There will also be a restaurant, lobby bar and several ‘wellbeing spaces’.
Marriott International currently operates 93 properties in Spain across its portfolio. JW Marriott Madrid will join Marriott Bonvoy’s growing portfolio of over 7,600 hotels globally.
PaperClip Design’s ‘Peacock’ concept could change aircraft cabins forever
First Class has been a dream of many, and the realm of a few, for decades. As new aircraft and technology have entered the market, the different cabin classes have adjusted accordingly; as first became more luxurious, private and spacious, so too did business, making the benefits of first less enticing for the price tag.
As many airlines outfitted their aircraft with all-aisle business class (many with doors or barriers to increase privacy), the lure of first class changed.
PaperClip Design have recognised the need for a more flexible cabin option as airlines are propelled into the 21st century and (pre-COVID) globalisation steadily rises. The urge to fit as many customers as possible on a flight clashes with the offerings of spacious, yet often unoccupied, first class.
What if the needs of passengers looking for exclusivity, space or privacy could benefit from a space onboard that suits their needs, without the label of it being First Class? That is the underpinning question that inspired Paperclip Design in Hong Kong to, under the banner of their recent concept ‘Butterfly Flexible Seating Solutions’, create the ‘Peacock’ layout.
Peacock is a ‘fluid and space-efficient layout that allows instant transformation among a variety of configurations to create unique products that suit a wide spectrum of market’.
Not adhering to any traditional cabin class characteristics, the Peacock concept allows the airline the flexibility of instant transformations, comprised of a variety of configurations, to create unique products that suit a wide spectrum of market. This could potentially open up a wider range of revenue options for the airline, as well as pricing and occupancy options for the passenger.
Essentially, the area usually designated for First class will instead be turned into a customisable suite, with adjustable doors being used to change the space on the fly. The design consists of a single aisle configuration (that fits wide-bodied aircraft such as the Boeing 777 or the Airbus A350) comprising of a semi-circular space on each side of the cabin, Y-shaped converging aisles, and a diamond-shaped twin lavatory.
The space can be turned into a range of suite options, including:
- Private individual suites
- ‘Honeymoon’ suites: similar to the size of the private suite, but for two

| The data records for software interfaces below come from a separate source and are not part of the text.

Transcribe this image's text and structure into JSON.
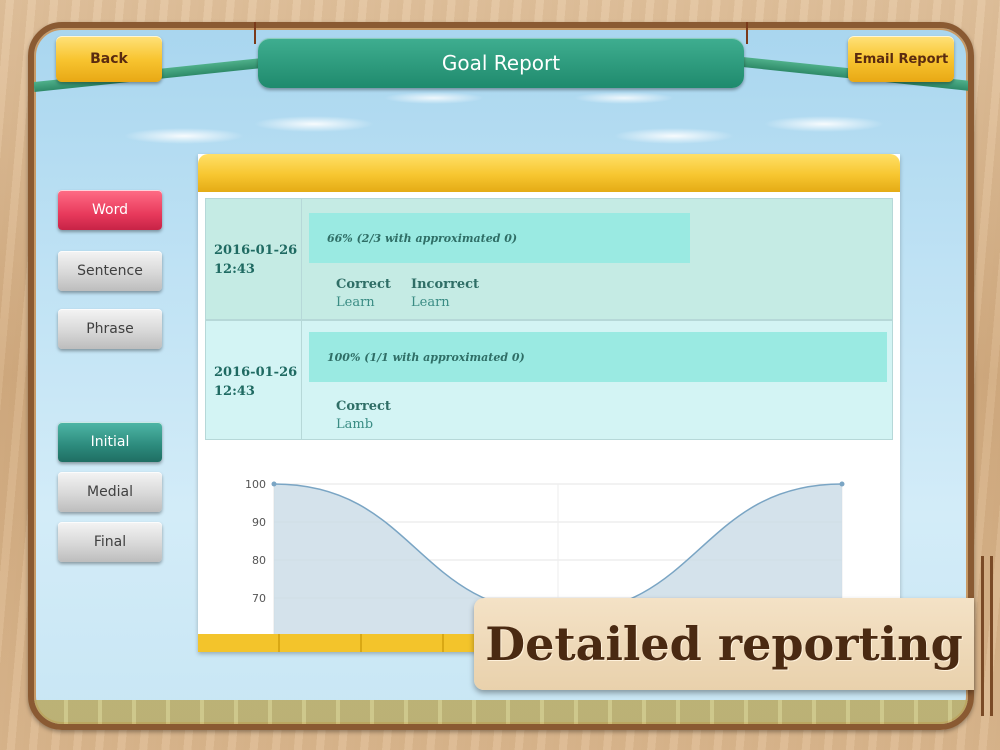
{
  "header": {
    "back_label": "Back",
    "title": "Goal Report",
    "email_label": "Email Report"
  },
  "sidebar": {
    "categories": [
      {
        "label": "Word",
        "state": "selected"
      },
      {
        "label": "Sentence",
        "state": "normal"
      },
      {
        "label": "Phrase",
        "state": "normal"
      }
    ],
    "positions": [
      {
        "label": "Initial",
        "state": "selected"
      },
      {
        "label": "Medial",
        "state": "normal"
      },
      {
        "label": "Final",
        "state": "normal"
      }
    ]
  },
  "report": {
    "entries": [
      {
        "date": "2016-01-26",
        "time": "12:43",
        "score_text": "66% (2/3 with approximated 0)",
        "score_fraction": 0.66,
        "correct_header": "Correct",
        "correct_words": [
          "Learn"
        ],
        "incorrect_header": "Incorrect",
        "incorrect_words": [
          "Learn"
        ]
      },
      {
        "date": "2016-01-26",
        "time": "12:43",
        "score_text": "100% (1/1 with approximated 0)",
        "score_fraction": 1.0,
        "correct_header": "Correct",
        "correct_words": [
          "Lamb"
        ]
      }
    ]
  },
  "chart_data": {
    "type": "area",
    "x": [
      1,
      2,
      3
    ],
    "series": [
      {
        "values": [
          100,
          66,
          100
        ]
      }
    ],
    "y_ticks": [
      100,
      90,
      80,
      70
    ],
    "ylim_visible": [
      66,
      100
    ],
    "grid": true
  },
  "caption": "Detailed reporting",
  "colors": {
    "accent_teal": "#1f8a6d",
    "accent_gold": "#f8c531",
    "selected_red": "#e83a5c",
    "chart_fill": "#c9dbe6",
    "chart_line": "#7aa5c4"
  }
}
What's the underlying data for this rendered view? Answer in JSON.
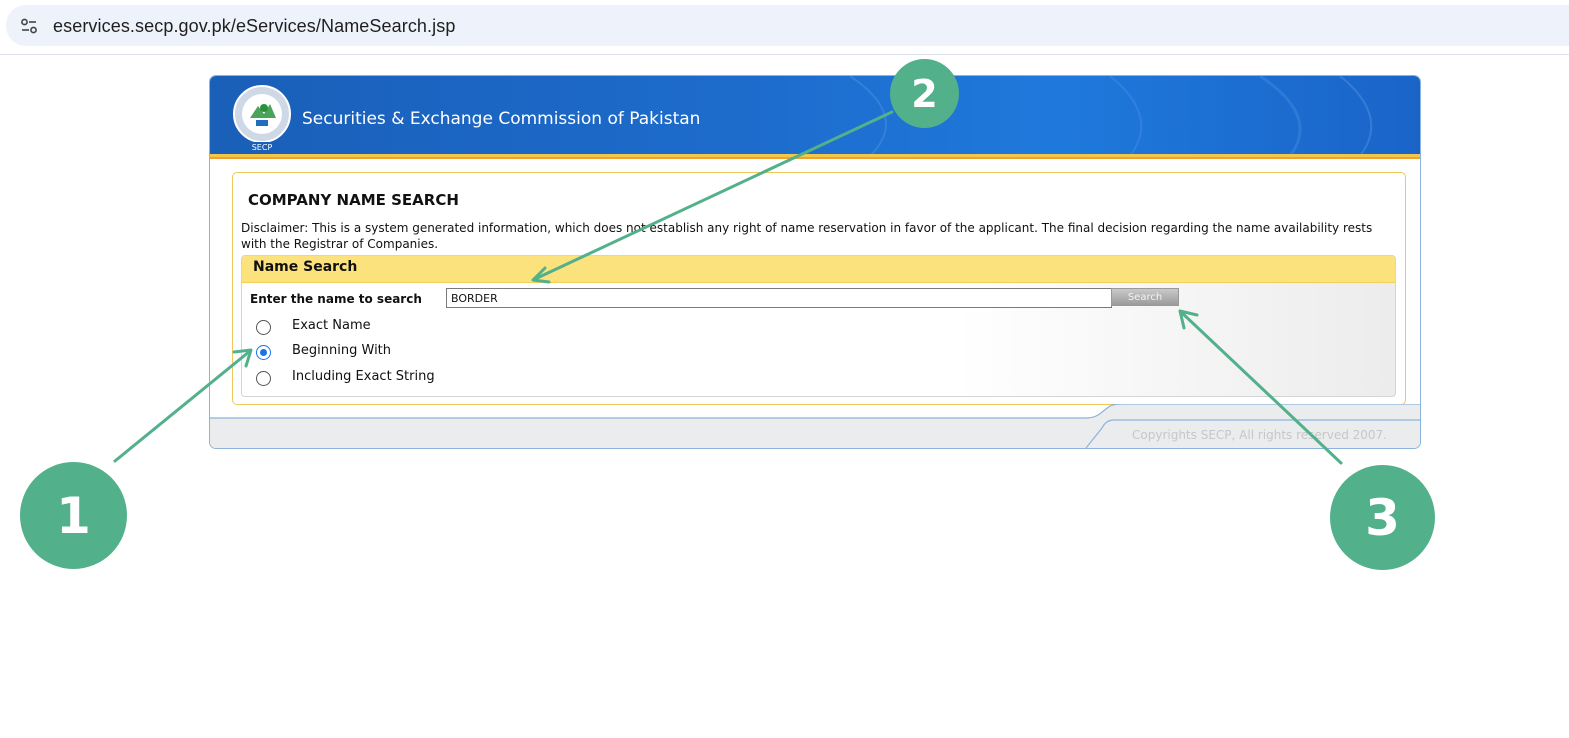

- Family suites: room for up to four passengers
- Co-joined suites, which combine two suites and give travellers extra space
- Private, three-room apartments, including private bathrooms
These flexible options mean that the space can accommodate just two passengers in private suites, right up to sixteen passengers if the space is comprised of four family suites. To see how all the options will look, and the concept in general, head here.
It is unclear how airlines would advertise or price these options, though it is likely that they may follow Etihad’s example of ‘the Residence’ and charge per suite rather than per person, meaning it could be a more cost-effective way to have privacy for a family or couple, and a way to truly maximise the benefits of first class for those willing to splurge.
The design in general is minimalist and luxe, though obviously airlines could choose their own colour schemes and materials to match their branding and standards.
The use of curtains over doors, however, will be a non-negotiable feature as it aligns with the FAA standards for multiple occupants, and as doors are required to be clear if they are used, curtains end up being a more favourable option in terms of blocking light and ensuring privacy.
What do you think – does this option represent better value for the consumer? It’s no secret that travel will change massively over the next few years. I, for one, am really excited to how the current challenges, combined with new tech and creative thinking, push the industry to evolve.